The Bushmen are small, not black but only grey-brown as if they are heavily sunburnt. They have strongly developed instincts of the savage but are otherwise not very intelligent. They cannot count further than to ten and this only on their fingers. A Bushman who is in the service of Mr Bergvall in our company; that is, among the servants, cannot learn to count lack hair on the chin and body; One differentiates between wild and tame Bushmen. The wild ones are now found only in the Kalahari Desert, as far as I know. The tame ones are not very reliable because their wild nature often reveals itself. They run away and then become dangerous highwaymen because of their cunning, speed, and bloodthirstiness. Their language consists of a lot of smacking with the tongue against the palate. Three of these sounds occur in the Bergdamara and Namaqua languages. 1 assume that they got them from the Bushmen)’

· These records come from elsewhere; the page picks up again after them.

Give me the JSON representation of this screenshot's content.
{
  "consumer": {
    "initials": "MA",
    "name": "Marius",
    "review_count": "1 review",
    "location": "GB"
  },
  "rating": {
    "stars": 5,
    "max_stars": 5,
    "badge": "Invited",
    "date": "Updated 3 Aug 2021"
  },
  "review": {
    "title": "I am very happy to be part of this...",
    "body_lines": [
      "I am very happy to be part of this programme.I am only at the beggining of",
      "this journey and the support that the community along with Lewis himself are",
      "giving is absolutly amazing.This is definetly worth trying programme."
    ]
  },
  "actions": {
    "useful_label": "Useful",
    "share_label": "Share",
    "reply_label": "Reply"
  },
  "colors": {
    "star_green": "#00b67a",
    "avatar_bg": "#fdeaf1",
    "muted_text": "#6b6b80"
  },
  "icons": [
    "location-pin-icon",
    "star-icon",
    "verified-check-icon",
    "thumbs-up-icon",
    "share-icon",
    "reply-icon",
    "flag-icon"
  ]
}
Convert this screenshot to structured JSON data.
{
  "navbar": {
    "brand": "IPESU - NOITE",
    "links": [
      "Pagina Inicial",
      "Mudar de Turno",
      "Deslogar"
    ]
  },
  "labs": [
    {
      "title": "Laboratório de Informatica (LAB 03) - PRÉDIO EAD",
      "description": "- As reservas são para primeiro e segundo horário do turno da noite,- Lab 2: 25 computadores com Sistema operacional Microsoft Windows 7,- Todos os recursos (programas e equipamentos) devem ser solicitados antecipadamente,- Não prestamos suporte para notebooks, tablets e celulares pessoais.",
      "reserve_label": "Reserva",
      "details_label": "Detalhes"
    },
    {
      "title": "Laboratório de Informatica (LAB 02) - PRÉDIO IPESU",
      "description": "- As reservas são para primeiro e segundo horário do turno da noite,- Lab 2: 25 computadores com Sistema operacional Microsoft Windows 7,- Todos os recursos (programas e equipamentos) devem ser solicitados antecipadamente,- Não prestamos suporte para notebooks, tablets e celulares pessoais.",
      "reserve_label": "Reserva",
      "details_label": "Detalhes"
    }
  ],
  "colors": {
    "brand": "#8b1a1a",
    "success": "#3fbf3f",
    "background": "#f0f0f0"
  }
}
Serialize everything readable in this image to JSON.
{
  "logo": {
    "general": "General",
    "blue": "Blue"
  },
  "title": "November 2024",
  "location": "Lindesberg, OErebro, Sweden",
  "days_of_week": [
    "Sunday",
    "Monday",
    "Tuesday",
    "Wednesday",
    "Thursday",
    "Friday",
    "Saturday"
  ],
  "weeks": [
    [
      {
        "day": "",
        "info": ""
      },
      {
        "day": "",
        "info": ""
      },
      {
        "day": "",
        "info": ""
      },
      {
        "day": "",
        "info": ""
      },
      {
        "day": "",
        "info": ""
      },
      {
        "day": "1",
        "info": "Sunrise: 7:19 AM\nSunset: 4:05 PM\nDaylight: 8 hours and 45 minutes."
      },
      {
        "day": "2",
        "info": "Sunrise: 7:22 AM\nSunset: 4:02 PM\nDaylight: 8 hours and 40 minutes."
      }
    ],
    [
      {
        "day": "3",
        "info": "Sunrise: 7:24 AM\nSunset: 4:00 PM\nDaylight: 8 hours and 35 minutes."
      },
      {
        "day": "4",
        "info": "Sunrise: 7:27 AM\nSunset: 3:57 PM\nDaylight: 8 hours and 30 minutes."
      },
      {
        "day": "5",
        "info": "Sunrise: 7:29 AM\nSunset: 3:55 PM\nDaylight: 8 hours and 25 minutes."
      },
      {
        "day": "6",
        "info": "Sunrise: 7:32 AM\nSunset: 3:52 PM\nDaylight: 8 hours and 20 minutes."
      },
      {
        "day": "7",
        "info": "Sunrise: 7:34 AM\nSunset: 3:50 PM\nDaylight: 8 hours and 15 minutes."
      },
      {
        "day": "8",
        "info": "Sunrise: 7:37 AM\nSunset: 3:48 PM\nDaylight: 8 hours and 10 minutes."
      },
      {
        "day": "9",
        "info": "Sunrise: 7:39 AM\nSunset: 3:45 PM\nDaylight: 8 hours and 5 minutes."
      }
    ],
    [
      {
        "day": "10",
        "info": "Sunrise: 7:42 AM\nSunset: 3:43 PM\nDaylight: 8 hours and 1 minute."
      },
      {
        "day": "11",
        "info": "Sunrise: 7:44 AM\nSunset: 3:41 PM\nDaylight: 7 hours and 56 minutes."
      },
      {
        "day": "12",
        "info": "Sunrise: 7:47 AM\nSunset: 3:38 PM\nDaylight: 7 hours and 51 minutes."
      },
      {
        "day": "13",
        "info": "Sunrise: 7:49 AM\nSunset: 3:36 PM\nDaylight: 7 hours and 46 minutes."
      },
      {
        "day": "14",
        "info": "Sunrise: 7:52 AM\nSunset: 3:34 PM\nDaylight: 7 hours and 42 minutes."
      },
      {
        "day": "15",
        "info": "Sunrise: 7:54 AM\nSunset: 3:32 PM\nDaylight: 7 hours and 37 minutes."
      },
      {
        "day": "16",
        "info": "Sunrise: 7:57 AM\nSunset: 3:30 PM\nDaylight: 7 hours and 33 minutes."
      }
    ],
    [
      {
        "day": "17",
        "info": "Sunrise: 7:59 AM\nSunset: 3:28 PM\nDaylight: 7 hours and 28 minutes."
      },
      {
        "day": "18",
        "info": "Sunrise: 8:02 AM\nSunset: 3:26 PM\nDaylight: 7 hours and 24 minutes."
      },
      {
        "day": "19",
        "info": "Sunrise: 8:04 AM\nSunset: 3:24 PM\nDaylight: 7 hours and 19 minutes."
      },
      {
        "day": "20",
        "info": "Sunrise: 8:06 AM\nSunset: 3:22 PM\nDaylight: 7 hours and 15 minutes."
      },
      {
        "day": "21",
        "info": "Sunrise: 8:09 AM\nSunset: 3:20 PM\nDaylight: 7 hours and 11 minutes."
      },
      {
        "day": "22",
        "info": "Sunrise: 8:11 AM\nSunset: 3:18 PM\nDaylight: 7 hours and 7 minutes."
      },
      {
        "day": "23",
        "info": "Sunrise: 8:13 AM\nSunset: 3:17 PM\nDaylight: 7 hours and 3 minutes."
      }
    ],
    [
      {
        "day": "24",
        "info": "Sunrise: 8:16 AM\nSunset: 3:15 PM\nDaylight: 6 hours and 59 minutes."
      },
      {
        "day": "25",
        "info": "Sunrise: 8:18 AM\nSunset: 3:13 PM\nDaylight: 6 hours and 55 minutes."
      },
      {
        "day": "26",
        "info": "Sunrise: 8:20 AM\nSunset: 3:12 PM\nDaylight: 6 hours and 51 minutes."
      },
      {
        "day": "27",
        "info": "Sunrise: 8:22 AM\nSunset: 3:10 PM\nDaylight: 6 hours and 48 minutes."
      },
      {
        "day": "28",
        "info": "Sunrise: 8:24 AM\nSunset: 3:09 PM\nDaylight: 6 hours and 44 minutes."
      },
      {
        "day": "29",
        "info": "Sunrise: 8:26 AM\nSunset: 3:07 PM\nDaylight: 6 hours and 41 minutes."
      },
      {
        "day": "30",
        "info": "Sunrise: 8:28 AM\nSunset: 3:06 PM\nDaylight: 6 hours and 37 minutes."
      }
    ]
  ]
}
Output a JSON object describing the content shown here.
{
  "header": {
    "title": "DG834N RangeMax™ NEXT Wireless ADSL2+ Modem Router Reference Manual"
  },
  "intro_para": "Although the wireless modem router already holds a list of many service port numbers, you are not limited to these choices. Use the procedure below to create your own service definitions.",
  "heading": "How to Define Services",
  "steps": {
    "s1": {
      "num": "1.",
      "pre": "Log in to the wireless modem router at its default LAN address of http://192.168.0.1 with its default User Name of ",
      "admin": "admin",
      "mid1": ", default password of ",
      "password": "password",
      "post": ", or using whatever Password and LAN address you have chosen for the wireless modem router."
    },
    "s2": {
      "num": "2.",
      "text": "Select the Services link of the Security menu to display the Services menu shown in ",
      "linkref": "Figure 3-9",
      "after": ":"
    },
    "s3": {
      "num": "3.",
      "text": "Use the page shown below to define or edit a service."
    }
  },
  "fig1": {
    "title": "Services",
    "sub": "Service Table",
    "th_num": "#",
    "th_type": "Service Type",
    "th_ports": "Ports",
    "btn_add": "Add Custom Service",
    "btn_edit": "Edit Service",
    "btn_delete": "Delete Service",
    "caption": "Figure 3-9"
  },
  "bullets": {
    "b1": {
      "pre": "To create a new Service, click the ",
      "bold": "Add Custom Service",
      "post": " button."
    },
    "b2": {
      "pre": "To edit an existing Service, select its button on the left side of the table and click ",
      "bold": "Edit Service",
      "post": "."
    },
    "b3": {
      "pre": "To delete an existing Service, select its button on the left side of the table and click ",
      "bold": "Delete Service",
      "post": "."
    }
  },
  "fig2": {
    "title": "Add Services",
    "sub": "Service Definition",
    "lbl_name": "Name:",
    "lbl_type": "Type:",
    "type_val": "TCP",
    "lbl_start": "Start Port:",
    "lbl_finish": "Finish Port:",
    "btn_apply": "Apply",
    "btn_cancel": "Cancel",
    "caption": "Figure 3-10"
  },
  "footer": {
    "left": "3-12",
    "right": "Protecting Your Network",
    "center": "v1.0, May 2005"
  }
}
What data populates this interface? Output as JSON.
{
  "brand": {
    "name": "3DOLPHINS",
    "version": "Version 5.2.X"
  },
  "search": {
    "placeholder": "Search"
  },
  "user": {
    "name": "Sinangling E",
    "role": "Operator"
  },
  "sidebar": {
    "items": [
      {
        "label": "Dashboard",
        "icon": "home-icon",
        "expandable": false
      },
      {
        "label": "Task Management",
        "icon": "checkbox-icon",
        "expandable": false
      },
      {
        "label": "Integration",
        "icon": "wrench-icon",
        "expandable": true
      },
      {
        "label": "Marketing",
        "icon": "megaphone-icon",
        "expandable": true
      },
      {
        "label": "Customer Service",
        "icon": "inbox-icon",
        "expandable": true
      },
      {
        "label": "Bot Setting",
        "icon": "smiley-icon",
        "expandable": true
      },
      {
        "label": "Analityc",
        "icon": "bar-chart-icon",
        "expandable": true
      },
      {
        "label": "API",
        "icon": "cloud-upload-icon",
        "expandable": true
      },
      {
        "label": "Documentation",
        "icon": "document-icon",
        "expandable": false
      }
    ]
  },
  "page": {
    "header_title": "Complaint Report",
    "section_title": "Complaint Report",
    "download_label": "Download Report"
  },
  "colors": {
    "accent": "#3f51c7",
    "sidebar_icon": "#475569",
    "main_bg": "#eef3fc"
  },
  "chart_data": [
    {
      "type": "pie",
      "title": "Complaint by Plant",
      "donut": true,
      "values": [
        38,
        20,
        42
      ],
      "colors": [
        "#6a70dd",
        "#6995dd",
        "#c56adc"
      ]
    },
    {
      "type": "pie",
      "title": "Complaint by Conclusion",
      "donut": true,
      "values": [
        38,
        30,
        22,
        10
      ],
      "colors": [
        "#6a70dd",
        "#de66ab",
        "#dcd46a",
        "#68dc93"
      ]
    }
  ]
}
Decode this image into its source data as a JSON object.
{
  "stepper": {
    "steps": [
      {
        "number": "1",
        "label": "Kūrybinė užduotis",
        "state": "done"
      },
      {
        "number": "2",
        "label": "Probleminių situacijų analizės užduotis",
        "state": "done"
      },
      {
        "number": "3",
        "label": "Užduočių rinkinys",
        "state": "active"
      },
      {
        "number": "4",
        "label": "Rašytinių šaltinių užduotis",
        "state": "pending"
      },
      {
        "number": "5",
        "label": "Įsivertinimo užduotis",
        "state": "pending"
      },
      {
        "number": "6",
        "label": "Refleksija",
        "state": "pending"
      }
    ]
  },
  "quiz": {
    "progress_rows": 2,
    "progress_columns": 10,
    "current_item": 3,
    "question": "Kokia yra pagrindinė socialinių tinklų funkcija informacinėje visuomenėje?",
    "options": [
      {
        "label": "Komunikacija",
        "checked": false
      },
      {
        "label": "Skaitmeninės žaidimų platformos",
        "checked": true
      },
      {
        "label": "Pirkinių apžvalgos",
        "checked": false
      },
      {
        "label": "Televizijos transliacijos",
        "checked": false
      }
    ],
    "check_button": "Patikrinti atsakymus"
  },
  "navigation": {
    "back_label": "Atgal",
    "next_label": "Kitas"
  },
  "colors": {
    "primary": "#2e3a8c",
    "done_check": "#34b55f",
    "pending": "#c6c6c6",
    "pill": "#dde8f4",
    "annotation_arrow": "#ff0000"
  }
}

Translated from the original Swedish and edited by Ione & Jalmar Rudner

Jalmar Rudner, Swedish architect and town-planner, worked for the CapeTown City Council for 30 years, and on his retirement for the National Monuments Council as archaeologist. Ione Rudner (MA Natal) worked for the South African Museum for some 29 Years and in later years was editor in charge of publications. In their spare time the couple ran the archaeology department for 13 years, undertook numerous expeditions, research, and published extensively. They turned to historical studies, especially translating and editing the narratives of early Swedish travellers in southern Africa – these included revising the translations of Sparrman’s and Thunberg’s travels for The Van Riebeeck Society, both edited by Vernon S. Forbes.